— Instructions for the task —
Find each line below containing the word "Search" and copy it.

** Opening Data for the task block **

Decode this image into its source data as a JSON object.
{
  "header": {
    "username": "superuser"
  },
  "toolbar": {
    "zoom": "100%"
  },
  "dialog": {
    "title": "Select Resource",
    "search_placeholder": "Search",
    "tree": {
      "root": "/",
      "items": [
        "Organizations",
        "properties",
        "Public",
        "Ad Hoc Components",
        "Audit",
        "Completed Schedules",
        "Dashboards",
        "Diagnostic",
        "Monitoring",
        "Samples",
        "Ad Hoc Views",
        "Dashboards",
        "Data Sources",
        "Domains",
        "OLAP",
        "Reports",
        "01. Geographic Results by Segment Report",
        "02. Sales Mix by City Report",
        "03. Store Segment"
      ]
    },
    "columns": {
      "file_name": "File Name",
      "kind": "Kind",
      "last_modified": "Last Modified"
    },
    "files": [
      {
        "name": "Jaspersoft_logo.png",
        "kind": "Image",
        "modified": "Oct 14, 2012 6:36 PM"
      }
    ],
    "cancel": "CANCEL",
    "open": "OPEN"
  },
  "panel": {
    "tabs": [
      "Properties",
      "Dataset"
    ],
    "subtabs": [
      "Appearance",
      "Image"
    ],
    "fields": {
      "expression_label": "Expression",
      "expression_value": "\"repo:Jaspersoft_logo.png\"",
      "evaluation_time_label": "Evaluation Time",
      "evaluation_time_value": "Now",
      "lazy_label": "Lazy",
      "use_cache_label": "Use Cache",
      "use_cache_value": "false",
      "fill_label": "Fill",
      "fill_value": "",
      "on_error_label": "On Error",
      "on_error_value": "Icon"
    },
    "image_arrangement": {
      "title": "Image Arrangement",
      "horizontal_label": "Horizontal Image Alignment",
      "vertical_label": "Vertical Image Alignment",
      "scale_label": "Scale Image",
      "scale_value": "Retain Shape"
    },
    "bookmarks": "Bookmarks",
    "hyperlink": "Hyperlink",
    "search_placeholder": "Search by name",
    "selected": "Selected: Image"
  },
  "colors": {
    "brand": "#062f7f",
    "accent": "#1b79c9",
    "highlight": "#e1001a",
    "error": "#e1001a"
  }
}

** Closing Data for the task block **

— Result of the exercise —
    "search_placeholder": "Search",
    "search_placeholder": "Search by name",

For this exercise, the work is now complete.